Ramesh is a material scientist experienced in preparation, development and characterization of polymer and polymer electrolytes as a source of energy for use in various electrochemical devices. The novelty of his research was the successful invention of highly adhesive polymer membranes, environmentally friendly polymer electrolytes and techniques in the fabrication of green electrochemical devices. This collaboration is on the development of high-rate performing polymer electrolytes and cathode materials for safer, more sustainable energy storage

Professor Pat Woodward, Ohio State University, USA (academic year 2017-2018)

Pat Woodward is a Professor of Chemistry at Ohio State University, and he is spending his academic year 2017-2018 sabbatical at Durham Chemistry, hosted by John Evans and funded by the Leverhulme Trust.

Pat's work is devoted to discovering new materials with technologically useful properties, with a particular flair for perovskites.

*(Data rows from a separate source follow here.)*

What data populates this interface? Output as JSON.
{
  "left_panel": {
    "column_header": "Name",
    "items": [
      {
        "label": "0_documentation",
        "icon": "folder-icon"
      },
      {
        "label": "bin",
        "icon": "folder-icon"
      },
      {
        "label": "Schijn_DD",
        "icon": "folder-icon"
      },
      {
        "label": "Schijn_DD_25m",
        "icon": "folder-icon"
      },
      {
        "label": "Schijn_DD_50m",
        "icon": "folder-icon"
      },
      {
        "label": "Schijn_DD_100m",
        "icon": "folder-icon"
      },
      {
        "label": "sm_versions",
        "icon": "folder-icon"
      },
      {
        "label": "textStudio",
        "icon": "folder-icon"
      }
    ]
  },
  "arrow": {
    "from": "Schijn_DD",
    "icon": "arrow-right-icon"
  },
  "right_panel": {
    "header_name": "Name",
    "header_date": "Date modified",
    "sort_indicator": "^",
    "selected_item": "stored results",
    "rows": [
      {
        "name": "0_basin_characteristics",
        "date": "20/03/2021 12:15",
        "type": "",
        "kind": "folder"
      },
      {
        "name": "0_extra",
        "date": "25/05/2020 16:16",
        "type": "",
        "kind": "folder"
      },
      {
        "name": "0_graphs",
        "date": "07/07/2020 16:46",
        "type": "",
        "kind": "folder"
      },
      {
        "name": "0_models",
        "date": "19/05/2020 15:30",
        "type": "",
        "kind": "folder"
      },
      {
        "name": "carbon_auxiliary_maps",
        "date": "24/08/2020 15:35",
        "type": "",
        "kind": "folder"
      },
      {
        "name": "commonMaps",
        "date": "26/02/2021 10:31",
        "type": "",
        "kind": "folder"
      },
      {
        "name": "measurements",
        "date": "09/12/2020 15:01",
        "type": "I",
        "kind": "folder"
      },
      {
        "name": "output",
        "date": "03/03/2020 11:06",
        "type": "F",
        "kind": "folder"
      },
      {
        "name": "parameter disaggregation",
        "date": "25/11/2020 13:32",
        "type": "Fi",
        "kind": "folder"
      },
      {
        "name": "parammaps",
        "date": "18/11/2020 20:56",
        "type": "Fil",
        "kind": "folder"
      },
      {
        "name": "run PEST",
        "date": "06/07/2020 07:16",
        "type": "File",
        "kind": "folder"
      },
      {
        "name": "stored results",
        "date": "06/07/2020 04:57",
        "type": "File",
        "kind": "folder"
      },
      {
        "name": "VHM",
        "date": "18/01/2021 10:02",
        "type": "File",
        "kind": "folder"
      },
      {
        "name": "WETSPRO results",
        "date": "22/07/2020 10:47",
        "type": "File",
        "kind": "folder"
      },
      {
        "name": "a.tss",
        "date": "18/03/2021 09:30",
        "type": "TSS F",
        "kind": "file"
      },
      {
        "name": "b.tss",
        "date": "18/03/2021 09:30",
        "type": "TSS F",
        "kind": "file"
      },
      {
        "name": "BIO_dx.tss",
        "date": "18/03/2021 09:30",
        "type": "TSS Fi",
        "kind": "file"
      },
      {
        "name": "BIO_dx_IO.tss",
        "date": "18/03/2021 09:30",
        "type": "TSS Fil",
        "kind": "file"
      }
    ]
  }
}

Experimental techniques include solid state synthesis, crystallography and physical property measurements (optical, electrical, magnetic, dielectric and catalytic properties). Theoretical efforts focus on the application of existing theories to understand the relationship between elemental properties (electronegativity, ionic radius, electronic energy levels), crystal structure and properties.

Professor Chris Ling, University of Sydney, Australia (September-October 2017)

Chris Ling is a Professor and Associate Head of School (Research) at the School of Chemistry, University of Sydney. He visited Durham Chemistry in September-October 2017, on a joint Royal Society International Exchanges grant with Ivana Evans.

Chris's research focusses on ionic conductors for fuel cell and battery applications, frustrated and low-dimensional magnetism, magnetoresistors and multiferroics, as well as complex crystallography (diffuse scattering, modulated structures in up to six-dimensional superspace).

Professor Carlos Geraldes, University of Coimbra, Portugal (April-June 2017)

Carlos Geraldes is a Professor of Chemistry, Director of the Laboratory of Bioinorganic Chemistry and Biomedical NMR of the Centre of Neurosciences of the University of Coimbra. He visited Durham in April-June 2017, funded as a COFUND Senior Research Fellow, hosted by David Parker.

This collaboration was on the development of new theories of shift and relaxation in the paramagnetic systems.

Professor Branton Campbell, Brigham Young University, USA (academic year 2014-2015)

Branton Campbell a Professor of Physics at the Department of Physics & Astronomy at Brigham Young University. He spent his academic year 2014-2015 sabbatical at Durham as a Fulbright Scholar, hosted by John Evans.

Branton's research interests are around structure-property relationships in functional materials (high-Tc cuprates, colossal magnetoresistive manganites, relaxor ferroelectrics, open-framework materials). He’s particularly well known for his work on group theory and its relationship with structural changes in materials. He is a co-author of the widely used software suite for exploring different structures arising from phase transitions in functional materials.